___ MATERIAL PROVIDED

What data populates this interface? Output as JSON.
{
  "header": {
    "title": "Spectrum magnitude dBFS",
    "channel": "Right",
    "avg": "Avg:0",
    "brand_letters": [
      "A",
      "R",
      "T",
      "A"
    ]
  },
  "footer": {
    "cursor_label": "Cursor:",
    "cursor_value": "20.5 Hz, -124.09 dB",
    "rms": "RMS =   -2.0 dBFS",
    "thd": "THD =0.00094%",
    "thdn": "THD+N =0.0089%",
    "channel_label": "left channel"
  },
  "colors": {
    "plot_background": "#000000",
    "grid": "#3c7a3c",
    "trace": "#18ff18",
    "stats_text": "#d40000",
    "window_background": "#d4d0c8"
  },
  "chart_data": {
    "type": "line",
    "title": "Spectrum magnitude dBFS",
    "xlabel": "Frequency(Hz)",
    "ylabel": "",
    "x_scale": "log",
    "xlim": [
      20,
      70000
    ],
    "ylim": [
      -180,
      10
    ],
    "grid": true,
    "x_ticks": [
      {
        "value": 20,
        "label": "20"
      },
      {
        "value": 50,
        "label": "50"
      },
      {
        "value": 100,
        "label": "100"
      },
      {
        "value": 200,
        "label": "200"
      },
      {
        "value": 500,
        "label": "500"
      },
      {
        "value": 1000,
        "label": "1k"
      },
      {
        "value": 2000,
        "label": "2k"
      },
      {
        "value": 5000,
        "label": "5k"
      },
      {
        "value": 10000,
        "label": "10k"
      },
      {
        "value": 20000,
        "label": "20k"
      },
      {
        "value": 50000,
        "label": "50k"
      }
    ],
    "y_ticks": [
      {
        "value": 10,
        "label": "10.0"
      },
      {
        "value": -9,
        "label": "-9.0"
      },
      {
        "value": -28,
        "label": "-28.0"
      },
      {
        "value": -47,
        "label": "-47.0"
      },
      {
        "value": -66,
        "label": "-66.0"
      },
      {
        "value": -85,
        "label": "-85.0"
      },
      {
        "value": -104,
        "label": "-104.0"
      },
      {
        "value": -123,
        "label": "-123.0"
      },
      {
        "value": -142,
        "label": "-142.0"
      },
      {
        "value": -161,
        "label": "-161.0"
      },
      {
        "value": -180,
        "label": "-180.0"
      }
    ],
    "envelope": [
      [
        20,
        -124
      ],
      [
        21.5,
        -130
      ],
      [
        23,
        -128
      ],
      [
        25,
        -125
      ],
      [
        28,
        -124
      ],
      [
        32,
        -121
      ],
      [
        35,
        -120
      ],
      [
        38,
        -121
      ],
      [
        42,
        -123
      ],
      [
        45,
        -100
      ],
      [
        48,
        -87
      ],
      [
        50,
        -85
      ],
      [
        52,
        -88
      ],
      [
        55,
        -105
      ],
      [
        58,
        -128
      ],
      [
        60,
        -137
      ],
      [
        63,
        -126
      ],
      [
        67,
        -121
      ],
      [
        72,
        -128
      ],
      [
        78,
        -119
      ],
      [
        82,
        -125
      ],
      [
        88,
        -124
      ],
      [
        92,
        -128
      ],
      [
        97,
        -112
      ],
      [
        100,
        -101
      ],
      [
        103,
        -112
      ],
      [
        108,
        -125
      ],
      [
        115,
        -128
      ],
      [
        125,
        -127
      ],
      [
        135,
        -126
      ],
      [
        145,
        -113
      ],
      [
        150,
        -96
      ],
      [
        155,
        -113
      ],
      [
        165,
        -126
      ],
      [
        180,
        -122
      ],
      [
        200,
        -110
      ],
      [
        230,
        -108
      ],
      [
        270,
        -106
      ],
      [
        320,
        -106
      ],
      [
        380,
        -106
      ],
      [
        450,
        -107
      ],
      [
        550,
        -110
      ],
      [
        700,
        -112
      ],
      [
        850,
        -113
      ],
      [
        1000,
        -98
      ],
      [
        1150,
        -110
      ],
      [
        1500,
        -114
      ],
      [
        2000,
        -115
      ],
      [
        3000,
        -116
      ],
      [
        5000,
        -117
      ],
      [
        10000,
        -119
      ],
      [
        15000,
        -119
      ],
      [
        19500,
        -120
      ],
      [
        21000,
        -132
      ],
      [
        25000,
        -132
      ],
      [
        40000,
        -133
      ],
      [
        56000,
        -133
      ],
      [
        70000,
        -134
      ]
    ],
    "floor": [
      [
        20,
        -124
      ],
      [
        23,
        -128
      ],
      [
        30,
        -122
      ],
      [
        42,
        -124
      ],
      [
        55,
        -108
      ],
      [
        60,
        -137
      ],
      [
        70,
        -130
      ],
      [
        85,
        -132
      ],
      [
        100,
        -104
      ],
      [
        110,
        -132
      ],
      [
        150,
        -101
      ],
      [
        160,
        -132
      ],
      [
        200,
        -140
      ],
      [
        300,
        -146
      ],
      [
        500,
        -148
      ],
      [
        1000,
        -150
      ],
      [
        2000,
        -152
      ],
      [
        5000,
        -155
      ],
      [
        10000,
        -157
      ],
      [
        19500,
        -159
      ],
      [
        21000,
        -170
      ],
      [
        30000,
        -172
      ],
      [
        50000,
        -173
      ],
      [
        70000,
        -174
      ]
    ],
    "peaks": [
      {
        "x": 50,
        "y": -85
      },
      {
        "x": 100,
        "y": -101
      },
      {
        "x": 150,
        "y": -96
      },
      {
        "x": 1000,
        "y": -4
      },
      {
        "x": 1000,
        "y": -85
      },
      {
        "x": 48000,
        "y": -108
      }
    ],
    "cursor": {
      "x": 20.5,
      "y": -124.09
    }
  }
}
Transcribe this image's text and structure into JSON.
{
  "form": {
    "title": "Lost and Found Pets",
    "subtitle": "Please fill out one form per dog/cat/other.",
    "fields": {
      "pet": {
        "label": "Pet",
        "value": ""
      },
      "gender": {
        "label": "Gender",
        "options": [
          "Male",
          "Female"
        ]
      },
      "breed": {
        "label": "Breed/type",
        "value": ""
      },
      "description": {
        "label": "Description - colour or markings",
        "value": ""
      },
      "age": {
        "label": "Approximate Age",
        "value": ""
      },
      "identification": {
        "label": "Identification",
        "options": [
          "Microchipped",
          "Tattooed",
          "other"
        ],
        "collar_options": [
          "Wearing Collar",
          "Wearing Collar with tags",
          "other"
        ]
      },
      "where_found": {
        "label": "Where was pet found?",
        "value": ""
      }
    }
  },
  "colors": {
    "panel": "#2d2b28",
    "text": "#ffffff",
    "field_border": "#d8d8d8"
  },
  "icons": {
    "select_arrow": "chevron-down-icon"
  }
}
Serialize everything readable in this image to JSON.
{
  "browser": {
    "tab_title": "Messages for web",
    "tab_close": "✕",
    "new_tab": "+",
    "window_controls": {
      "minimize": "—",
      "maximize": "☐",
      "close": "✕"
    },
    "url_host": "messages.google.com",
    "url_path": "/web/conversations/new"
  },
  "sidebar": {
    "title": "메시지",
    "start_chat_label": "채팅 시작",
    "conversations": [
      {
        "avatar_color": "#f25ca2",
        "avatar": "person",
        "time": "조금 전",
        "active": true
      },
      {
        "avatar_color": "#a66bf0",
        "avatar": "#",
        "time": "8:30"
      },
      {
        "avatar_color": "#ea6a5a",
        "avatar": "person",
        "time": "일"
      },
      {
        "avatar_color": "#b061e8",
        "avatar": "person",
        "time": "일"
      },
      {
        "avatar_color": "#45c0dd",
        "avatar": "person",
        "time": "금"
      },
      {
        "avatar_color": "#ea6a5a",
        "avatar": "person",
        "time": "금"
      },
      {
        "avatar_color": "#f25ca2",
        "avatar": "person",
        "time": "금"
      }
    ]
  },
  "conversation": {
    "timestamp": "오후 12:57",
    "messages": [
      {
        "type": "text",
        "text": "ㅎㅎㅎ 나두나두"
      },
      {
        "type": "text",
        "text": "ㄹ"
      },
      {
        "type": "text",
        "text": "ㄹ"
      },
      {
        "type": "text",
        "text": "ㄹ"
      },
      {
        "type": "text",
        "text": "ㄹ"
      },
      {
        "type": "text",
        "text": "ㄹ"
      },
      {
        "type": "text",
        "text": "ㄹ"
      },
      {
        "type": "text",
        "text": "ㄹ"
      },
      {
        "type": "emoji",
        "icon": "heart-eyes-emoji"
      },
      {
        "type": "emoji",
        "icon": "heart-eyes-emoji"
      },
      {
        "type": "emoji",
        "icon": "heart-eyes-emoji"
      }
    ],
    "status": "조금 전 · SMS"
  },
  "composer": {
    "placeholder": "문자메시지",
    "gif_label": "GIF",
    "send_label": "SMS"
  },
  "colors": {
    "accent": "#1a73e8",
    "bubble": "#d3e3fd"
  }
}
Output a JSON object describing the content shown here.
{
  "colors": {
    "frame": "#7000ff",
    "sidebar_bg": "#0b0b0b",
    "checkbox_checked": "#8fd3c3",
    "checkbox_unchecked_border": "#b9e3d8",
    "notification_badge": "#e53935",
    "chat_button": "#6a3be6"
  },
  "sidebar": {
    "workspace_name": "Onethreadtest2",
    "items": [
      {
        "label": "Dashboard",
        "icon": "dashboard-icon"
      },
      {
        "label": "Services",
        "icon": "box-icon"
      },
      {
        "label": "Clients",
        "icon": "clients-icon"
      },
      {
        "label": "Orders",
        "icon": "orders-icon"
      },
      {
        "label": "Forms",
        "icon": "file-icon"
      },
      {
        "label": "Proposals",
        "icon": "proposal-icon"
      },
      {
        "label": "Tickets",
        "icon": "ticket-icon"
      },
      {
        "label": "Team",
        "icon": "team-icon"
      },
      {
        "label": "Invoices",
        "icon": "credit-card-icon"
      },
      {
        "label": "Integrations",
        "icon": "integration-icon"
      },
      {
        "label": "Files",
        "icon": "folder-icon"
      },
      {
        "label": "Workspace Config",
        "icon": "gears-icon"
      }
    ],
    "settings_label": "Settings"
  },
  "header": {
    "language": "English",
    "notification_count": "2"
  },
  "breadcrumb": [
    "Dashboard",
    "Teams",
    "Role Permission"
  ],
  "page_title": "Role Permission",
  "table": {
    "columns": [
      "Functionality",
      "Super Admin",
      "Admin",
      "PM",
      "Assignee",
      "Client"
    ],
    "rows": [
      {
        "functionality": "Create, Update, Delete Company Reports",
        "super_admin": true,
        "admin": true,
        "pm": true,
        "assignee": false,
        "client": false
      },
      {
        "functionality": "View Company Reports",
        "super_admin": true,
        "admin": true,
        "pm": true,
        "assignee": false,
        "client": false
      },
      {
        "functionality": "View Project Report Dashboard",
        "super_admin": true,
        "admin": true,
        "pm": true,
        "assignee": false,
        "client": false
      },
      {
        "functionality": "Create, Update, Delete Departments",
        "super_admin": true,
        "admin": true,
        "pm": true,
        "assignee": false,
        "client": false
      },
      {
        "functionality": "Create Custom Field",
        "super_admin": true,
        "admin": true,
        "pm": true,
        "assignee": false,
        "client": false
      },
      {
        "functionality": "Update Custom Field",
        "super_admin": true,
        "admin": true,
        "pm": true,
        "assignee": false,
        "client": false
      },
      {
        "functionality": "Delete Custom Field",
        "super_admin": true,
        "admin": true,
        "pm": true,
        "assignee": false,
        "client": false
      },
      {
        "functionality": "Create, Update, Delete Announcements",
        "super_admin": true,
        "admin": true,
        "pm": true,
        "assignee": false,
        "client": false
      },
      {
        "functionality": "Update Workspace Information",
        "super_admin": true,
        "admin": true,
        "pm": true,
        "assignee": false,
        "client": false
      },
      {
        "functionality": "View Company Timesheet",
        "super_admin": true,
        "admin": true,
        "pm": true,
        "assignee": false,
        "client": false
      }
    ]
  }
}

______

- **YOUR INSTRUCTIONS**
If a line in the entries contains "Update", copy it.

- **EXERCISE RESPONSE**
        "functionality": "Create, Update, Delete Company Reports",
        "functionality": "Create, Update, Delete Departments",
        "functionality": "Update Custom Field",
        "functionality": "Create, Update, Delete Announcements",
        "functionality": "Update Workspace Information",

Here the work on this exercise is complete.